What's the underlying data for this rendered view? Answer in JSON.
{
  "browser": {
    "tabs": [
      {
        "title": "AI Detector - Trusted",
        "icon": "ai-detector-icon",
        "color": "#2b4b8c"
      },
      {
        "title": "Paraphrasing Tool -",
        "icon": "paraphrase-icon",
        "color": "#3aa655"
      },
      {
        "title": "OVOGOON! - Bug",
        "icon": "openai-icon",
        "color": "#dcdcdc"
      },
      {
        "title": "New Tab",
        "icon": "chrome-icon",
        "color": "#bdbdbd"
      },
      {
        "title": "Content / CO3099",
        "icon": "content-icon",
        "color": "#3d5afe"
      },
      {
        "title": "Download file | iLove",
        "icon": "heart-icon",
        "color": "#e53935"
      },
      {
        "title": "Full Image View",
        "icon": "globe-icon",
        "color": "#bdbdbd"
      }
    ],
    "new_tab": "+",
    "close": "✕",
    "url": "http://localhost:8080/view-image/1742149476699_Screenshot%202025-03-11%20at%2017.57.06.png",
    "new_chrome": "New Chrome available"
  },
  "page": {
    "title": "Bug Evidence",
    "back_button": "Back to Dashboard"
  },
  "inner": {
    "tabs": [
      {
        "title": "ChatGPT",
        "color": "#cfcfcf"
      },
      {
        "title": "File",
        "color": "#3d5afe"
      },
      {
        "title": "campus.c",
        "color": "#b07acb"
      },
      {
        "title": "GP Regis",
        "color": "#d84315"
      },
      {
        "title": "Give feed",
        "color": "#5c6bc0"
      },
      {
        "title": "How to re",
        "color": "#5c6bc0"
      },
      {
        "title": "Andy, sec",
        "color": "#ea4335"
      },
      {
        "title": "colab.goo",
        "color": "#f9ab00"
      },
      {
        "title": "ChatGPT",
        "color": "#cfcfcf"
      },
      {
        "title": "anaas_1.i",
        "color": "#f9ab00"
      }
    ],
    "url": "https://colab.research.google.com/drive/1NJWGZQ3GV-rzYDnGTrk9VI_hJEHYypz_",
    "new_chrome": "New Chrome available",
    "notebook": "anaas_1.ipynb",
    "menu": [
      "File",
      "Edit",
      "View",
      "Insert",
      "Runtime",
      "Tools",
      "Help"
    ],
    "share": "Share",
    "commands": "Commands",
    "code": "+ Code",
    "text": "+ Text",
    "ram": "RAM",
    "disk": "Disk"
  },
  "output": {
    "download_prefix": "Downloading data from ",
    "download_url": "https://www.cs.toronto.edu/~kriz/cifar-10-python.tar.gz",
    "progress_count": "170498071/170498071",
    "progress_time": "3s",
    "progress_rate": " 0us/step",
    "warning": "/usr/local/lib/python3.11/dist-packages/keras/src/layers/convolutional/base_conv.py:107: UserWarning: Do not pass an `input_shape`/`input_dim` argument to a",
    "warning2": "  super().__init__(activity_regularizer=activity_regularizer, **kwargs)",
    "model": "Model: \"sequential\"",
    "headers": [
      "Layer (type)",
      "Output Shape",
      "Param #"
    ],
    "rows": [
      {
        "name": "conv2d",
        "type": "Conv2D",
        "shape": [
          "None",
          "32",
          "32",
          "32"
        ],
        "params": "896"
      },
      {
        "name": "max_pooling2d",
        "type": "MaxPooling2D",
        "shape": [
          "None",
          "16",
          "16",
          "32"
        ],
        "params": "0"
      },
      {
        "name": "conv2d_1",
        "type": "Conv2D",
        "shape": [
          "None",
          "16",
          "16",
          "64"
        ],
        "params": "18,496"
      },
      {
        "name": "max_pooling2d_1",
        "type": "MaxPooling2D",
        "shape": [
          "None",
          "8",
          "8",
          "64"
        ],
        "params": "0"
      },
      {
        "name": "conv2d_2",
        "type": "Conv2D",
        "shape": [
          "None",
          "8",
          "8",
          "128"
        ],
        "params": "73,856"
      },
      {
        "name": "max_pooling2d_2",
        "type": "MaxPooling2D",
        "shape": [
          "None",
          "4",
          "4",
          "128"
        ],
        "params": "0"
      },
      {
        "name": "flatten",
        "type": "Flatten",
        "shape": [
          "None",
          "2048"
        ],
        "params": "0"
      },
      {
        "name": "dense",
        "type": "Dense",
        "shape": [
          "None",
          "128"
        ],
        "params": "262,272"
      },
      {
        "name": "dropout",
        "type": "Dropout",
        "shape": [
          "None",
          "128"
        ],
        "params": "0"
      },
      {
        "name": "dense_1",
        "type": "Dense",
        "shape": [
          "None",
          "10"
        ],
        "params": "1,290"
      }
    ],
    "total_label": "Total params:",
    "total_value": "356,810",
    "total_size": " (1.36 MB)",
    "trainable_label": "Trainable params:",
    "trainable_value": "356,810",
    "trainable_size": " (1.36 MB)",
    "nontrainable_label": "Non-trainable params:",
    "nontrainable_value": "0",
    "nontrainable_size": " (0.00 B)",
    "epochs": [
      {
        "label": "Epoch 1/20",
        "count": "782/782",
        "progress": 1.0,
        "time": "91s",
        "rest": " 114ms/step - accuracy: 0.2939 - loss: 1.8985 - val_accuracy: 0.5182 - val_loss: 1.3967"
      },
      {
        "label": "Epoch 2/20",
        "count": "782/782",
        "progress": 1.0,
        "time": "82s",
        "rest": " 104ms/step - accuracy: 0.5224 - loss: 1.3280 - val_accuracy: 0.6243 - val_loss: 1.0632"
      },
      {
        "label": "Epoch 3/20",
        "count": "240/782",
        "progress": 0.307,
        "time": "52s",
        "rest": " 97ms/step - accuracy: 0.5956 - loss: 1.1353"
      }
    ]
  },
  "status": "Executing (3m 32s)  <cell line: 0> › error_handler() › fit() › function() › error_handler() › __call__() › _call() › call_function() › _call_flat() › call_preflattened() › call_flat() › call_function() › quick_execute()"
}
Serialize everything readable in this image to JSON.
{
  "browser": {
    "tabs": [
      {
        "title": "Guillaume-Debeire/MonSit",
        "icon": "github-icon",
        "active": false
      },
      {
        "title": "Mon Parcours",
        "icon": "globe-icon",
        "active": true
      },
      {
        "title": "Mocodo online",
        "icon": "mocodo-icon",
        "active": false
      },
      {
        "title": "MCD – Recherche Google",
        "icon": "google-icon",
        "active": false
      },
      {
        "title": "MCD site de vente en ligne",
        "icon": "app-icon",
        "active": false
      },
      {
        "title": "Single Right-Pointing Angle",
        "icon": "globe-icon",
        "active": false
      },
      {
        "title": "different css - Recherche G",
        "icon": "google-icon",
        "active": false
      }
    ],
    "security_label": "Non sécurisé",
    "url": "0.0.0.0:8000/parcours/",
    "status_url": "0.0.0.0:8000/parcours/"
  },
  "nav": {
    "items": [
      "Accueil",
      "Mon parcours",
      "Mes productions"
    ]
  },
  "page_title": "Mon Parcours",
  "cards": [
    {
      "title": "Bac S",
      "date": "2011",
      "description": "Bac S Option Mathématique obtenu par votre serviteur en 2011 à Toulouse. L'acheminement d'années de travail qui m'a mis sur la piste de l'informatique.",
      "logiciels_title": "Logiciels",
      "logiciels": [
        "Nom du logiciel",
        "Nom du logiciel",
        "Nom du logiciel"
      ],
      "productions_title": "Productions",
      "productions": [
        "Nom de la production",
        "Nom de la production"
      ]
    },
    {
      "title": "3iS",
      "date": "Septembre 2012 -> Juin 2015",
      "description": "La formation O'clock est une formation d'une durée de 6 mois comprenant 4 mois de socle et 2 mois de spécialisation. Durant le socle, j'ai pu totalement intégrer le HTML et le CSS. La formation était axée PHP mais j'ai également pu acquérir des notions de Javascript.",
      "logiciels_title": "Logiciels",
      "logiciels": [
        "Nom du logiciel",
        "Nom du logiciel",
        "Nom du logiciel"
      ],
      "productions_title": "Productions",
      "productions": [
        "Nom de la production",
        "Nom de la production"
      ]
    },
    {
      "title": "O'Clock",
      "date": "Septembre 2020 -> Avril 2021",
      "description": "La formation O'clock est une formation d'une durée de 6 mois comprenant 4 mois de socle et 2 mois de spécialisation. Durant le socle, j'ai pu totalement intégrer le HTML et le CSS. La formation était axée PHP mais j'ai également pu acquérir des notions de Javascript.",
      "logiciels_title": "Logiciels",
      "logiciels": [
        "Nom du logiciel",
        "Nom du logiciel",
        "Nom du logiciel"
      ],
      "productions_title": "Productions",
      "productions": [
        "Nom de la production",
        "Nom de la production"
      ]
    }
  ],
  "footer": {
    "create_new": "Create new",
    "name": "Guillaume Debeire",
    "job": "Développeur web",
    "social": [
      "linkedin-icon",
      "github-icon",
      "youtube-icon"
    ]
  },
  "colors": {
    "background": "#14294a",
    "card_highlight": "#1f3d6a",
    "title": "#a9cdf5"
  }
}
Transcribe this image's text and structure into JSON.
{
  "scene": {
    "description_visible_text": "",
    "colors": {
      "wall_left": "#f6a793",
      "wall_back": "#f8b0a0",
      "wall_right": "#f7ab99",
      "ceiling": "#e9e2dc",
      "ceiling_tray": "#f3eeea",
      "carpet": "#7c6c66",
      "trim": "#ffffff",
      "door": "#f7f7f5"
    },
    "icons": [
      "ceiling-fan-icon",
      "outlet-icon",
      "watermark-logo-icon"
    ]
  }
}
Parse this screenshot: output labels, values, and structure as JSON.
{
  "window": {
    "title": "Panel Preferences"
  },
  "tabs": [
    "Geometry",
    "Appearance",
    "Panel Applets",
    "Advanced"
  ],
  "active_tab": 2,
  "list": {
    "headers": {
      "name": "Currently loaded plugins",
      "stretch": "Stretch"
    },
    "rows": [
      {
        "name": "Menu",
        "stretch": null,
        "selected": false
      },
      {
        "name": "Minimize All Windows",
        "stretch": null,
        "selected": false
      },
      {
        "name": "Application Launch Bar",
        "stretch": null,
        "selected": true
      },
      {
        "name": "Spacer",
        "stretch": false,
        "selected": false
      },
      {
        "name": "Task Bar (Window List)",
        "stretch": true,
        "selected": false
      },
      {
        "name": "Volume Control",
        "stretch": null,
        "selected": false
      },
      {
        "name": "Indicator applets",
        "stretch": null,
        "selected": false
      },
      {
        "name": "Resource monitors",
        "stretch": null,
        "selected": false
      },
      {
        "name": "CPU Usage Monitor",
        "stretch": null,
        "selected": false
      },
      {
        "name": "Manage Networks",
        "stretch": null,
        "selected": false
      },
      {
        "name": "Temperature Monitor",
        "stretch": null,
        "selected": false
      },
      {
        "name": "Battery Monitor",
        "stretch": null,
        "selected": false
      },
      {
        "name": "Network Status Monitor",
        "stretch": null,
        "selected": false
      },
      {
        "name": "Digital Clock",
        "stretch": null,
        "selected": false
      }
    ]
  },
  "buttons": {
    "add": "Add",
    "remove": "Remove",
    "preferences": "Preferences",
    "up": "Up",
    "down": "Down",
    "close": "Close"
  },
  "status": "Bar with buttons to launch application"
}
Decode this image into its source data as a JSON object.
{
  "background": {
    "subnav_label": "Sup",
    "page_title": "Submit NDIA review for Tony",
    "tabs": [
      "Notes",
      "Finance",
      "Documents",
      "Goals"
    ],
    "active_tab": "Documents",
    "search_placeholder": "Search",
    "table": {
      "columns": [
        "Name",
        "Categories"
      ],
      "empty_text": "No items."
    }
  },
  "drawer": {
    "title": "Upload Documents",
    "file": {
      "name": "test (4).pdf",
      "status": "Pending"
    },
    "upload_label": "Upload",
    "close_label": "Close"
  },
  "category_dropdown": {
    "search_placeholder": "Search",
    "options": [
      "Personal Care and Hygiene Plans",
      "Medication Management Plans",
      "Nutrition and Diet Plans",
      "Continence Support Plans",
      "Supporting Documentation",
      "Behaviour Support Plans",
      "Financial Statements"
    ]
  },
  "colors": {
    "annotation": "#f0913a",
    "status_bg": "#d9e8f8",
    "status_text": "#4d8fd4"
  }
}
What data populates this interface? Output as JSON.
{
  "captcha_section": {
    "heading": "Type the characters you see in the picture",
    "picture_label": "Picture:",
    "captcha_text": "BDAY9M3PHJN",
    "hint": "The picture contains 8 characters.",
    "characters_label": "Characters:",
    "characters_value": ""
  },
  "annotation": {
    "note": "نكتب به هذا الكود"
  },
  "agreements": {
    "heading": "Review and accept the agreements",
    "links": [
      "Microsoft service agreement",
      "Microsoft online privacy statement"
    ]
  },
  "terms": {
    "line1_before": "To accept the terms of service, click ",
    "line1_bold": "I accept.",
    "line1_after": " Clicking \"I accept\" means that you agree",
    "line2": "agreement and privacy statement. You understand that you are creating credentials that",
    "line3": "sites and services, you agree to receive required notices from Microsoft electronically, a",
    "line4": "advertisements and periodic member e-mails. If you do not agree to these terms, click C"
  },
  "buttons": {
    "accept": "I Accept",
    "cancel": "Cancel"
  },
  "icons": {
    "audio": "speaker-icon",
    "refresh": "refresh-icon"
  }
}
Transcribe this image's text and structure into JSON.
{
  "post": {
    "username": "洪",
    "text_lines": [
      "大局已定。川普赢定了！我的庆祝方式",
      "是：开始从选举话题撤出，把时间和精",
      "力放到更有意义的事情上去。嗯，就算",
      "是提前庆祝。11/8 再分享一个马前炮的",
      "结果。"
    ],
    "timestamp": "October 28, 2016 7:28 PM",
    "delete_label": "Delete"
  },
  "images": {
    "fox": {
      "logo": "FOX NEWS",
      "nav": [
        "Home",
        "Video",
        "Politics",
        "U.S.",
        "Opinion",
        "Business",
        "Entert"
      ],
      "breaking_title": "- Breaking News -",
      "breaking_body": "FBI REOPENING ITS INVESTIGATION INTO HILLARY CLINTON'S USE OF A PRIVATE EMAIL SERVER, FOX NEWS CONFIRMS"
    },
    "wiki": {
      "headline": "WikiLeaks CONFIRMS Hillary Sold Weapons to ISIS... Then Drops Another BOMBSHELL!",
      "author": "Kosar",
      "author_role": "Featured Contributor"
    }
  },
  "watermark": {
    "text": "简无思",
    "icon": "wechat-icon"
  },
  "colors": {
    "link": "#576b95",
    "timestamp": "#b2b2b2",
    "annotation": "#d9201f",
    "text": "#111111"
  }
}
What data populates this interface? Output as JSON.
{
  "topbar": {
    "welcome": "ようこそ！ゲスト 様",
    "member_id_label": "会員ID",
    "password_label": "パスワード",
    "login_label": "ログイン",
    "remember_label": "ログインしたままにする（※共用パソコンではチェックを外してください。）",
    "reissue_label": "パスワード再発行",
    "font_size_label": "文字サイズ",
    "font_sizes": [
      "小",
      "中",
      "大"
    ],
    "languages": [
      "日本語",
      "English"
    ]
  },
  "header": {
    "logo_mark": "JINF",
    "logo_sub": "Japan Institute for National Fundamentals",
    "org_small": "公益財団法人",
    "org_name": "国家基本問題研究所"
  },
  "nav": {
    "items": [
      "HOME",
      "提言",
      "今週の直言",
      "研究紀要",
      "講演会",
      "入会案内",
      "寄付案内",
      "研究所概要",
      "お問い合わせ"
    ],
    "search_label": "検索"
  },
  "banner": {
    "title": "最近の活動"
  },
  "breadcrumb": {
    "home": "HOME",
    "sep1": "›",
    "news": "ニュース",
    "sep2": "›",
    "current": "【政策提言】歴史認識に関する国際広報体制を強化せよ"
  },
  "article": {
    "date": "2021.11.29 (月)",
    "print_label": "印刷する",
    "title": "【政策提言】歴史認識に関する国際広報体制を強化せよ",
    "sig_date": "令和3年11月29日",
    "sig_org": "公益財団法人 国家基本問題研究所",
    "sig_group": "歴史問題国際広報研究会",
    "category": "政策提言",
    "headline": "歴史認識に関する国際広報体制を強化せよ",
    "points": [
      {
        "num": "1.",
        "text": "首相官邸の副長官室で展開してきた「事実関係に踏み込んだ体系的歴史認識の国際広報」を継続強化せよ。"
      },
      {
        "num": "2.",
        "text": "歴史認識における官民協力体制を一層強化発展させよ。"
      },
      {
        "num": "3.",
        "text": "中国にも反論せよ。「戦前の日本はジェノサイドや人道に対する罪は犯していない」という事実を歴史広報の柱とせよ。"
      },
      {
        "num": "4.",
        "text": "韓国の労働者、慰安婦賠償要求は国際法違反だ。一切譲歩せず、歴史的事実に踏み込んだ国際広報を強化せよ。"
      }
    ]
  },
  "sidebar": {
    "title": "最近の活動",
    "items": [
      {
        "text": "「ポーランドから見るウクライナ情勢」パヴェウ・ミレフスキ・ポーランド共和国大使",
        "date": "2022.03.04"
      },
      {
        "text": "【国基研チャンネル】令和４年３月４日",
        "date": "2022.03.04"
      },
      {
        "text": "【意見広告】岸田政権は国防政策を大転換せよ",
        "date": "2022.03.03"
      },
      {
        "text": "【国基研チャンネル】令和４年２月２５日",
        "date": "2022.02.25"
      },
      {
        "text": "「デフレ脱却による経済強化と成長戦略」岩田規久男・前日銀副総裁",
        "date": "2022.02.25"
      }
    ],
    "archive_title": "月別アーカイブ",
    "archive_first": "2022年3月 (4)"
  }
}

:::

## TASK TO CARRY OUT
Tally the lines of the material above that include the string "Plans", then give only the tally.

## OUTPUT BELOW
5